### DATA UNDER STUDY
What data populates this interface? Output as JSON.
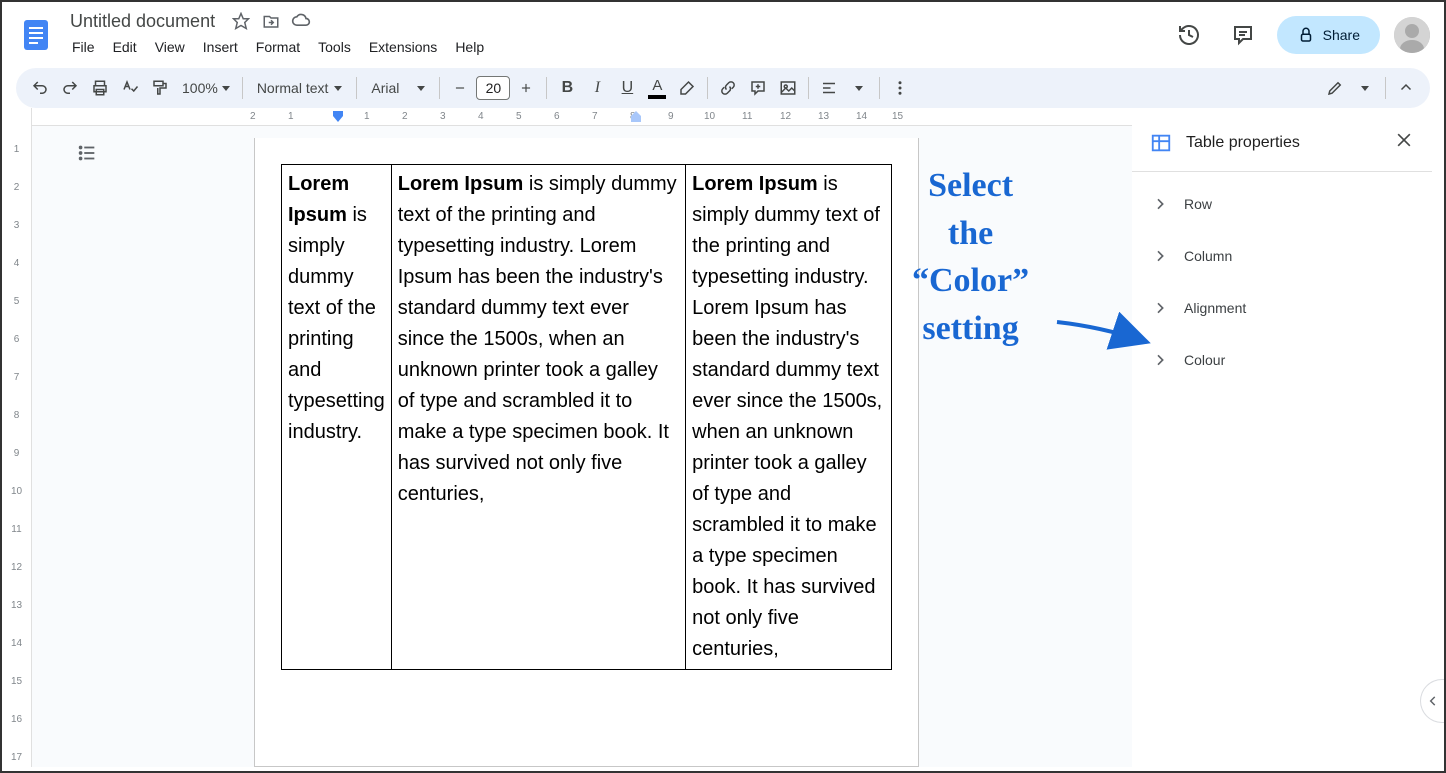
{
  "header": {
    "title": "Untitled document",
    "menus": [
      "File",
      "Edit",
      "View",
      "Insert",
      "Format",
      "Tools",
      "Extensions",
      "Help"
    ],
    "share": "Share"
  },
  "toolbar": {
    "zoom": "100%",
    "style": "Normal text",
    "font": "Arial",
    "size": "20"
  },
  "ruler_h": [
    "2",
    "1",
    "",
    "1",
    "2",
    "3",
    "4",
    "5",
    "6",
    "7",
    "8",
    "9",
    "10",
    "11",
    "12",
    "13",
    "14",
    "15"
  ],
  "ruler_v": [
    "1",
    "2",
    "3",
    "4",
    "5",
    "6",
    "7",
    "8",
    "9",
    "10",
    "11",
    "12",
    "13",
    "14",
    "15",
    "16",
    "17"
  ],
  "table": {
    "cells": [
      {
        "bold": "Lorem Ipsum",
        "rest": " is simply dummy text of the printing and typesetting industry."
      },
      {
        "bold": "Lorem Ipsum",
        "rest": " is simply dummy text of the printing and typesetting industry. Lorem Ipsum has been the industry's standard dummy text ever since the 1500s, when an unknown printer took a galley of type and scrambled it to make a type specimen book. It has survived not only five centuries,"
      },
      {
        "bold": "Lorem Ipsum",
        "rest": " is simply dummy text of the printing and typesetting industry. Lorem Ipsum has been the industry's standard dummy text ever since the 1500s, when an unknown printer took a galley of type and scrambled it to make a type specimen book. It has survived not only five centuries,"
      }
    ]
  },
  "sidebar": {
    "title": "Table properties",
    "items": [
      "Row",
      "Column",
      "Alignment",
      "Colour"
    ]
  },
  "annotation": {
    "line1": "Select",
    "line2": "the",
    "line3": "“Color”",
    "line4": "setting"
  }
}
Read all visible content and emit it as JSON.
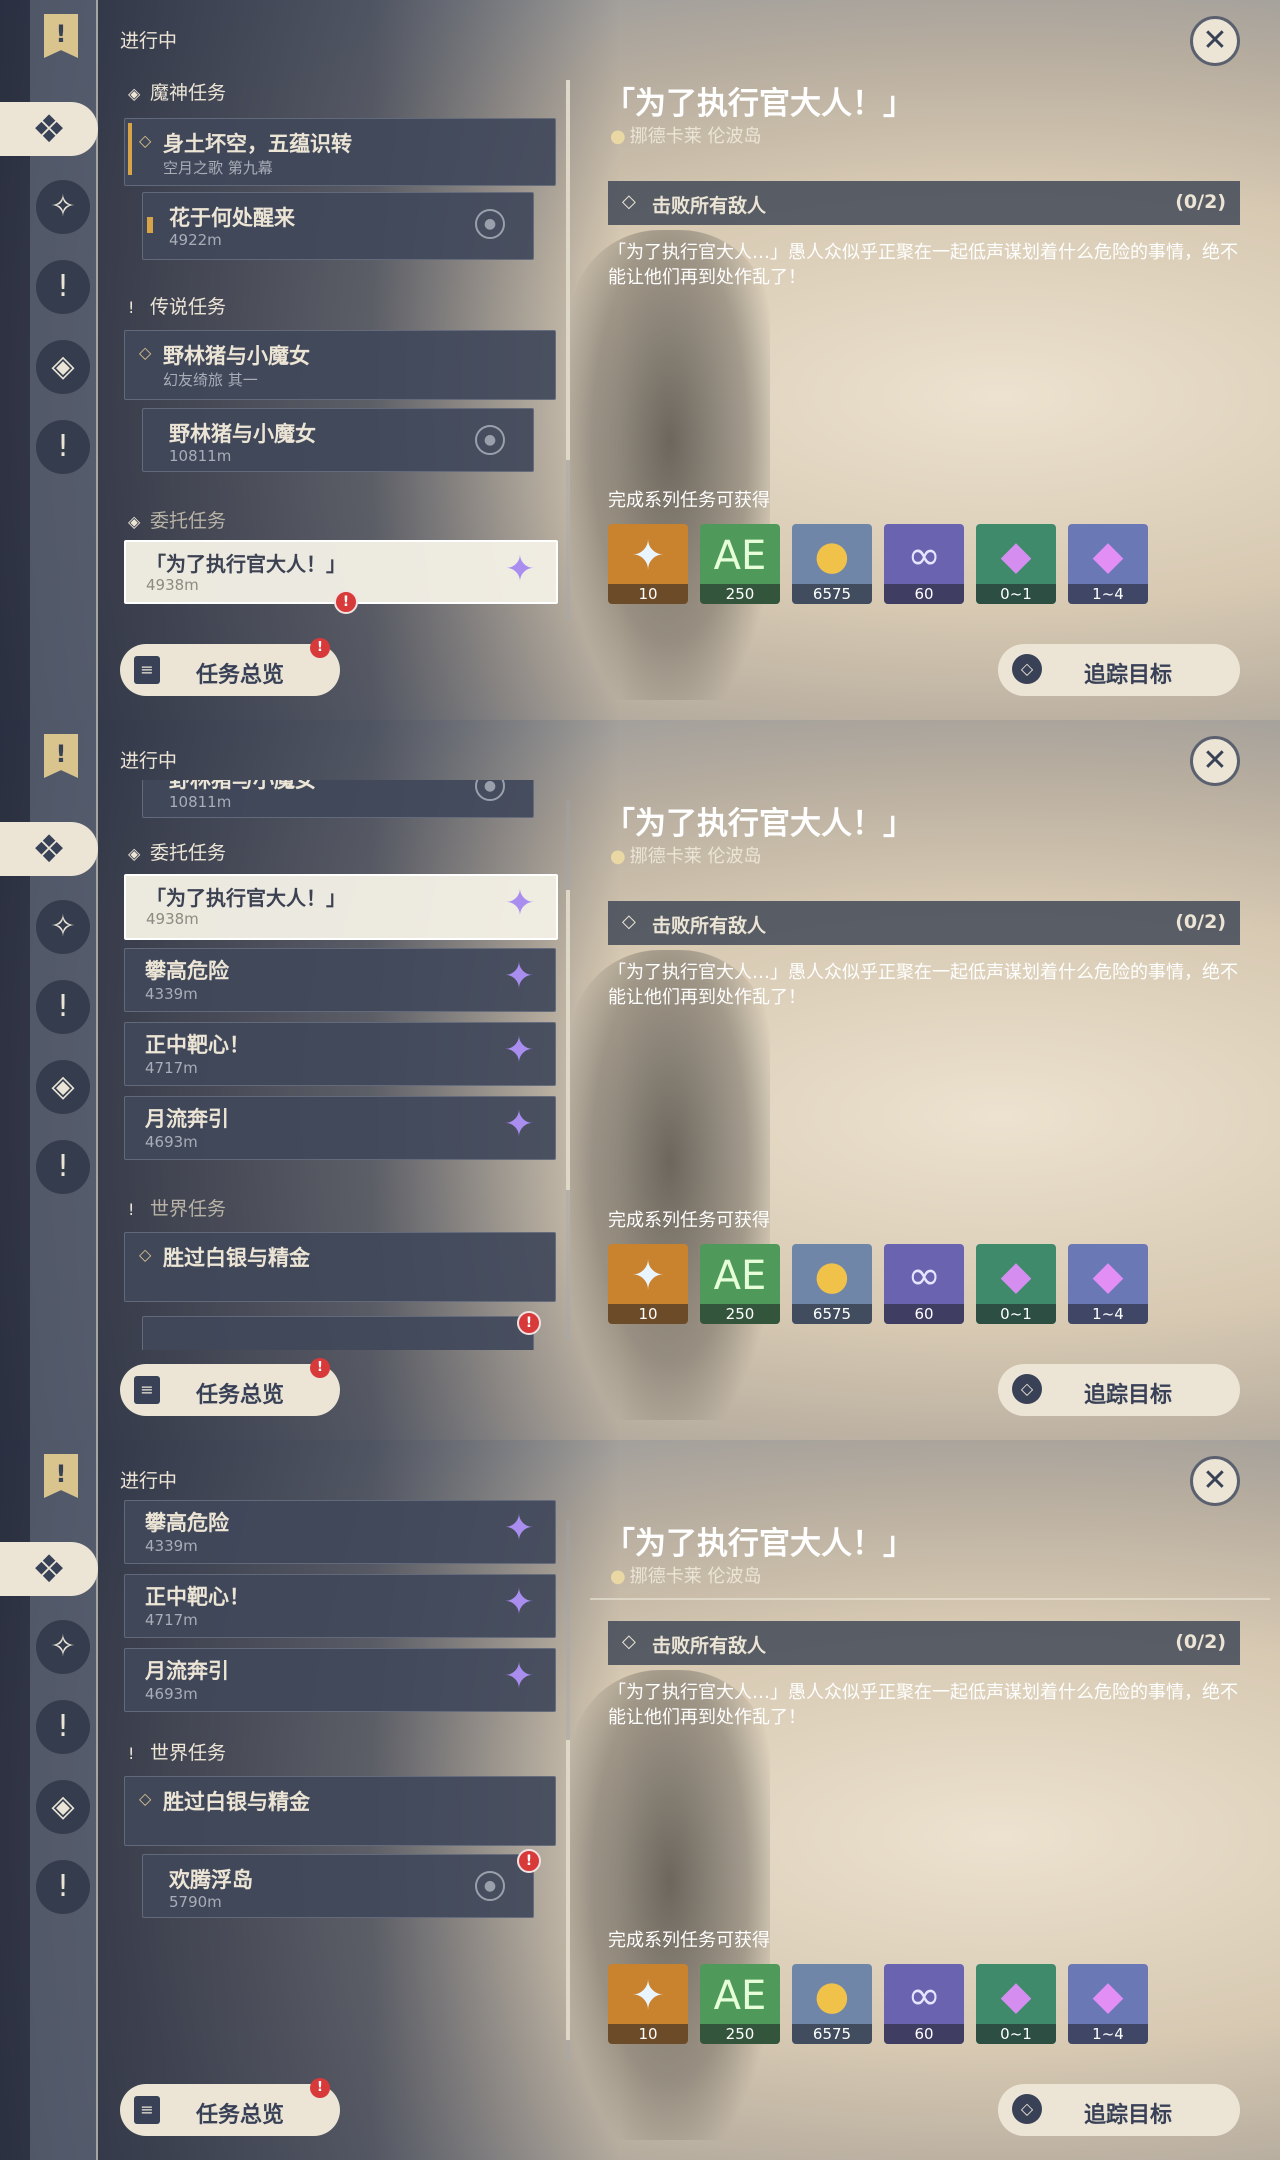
{
  "common": {
    "in_progress": "进行中",
    "overview": "任务总览",
    "track": "追踪目标",
    "alert_mark": "!",
    "quest": {
      "title": "「为了执行官大人！」",
      "location": "挪德卡莱 伦波岛",
      "objective": "击败所有敌人",
      "progress": "(0/2)",
      "description": "「为了执行官大人…」愚人众似乎正聚在一起低声谋划着什么危险的事情，绝不能让他们再到处作乱了！"
    },
    "rewards_label": "完成系列任务可获得",
    "rewards": [
      {
        "name": "primogem-icon",
        "qty": "10",
        "bg": "#c9832f"
      },
      {
        "name": "adventure-exp-icon",
        "qty": "250",
        "bg": "#4f9a5a"
      },
      {
        "name": "mora-icon",
        "qty": "6575",
        "bg": "#6f86a8"
      },
      {
        "name": "companionship-exp-icon",
        "qty": "60",
        "bg": "#6a64b0"
      },
      {
        "name": "crystal-green-icon",
        "qty": "0~1",
        "bg": "#3f8a6a"
      },
      {
        "name": "crystal-purple-icon",
        "qty": "1~4",
        "bg": "#6a78b5"
      }
    ]
  },
  "panel1": {
    "sec_archon": "魔神任务",
    "archon_head": {
      "title": "身土坏空，五蕴识转",
      "subtitle": "空月之歌 第九幕"
    },
    "archon_step": {
      "title": "花于何处醒来",
      "distance": "4922m"
    },
    "sec_legend": "传说任务",
    "legend_head": {
      "title": "野林猪与小魔女",
      "subtitle": "幻友绮旅 其一"
    },
    "legend_step": {
      "title": "野林猪与小魔女",
      "distance": "10811m"
    },
    "sec_commission": "委托任务",
    "selected": {
      "title": "「为了执行官大人！」",
      "distance": "4938m"
    }
  },
  "panel2": {
    "legend_step": {
      "title": "野林猪与小魔女",
      "distance": "10811m"
    },
    "sec_commission": "委托任务",
    "selected": {
      "title": "「为了执行官大人！」",
      "distance": "4938m"
    },
    "commissions": [
      {
        "title": "攀高危险",
        "distance": "4339m"
      },
      {
        "title": "正中靶心！",
        "distance": "4717m"
      },
      {
        "title": "月流奔引",
        "distance": "4693m"
      }
    ],
    "sec_world": "世界任务",
    "world_head": {
      "title": "胜过白银与精金"
    }
  },
  "panel3": {
    "commissions": [
      {
        "title": "攀高危险",
        "distance": "4339m"
      },
      {
        "title": "正中靶心！",
        "distance": "4717m"
      },
      {
        "title": "月流奔引",
        "distance": "4693m"
      }
    ],
    "sec_world": "世界任务",
    "world_head": {
      "title": "胜过白银与精金"
    },
    "world_step": {
      "title": "欢腾浮岛",
      "distance": "5790m"
    }
  }
}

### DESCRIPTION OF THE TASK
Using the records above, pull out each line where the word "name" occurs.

### EXERCISE RESULT
        "name": "primogem-icon",
        "name": "adventure-exp-icon",
        "name": "mora-icon",
        "name": "companionship-exp-icon",
        "name": "crystal-green-icon",
        "name": "crystal-purple-icon",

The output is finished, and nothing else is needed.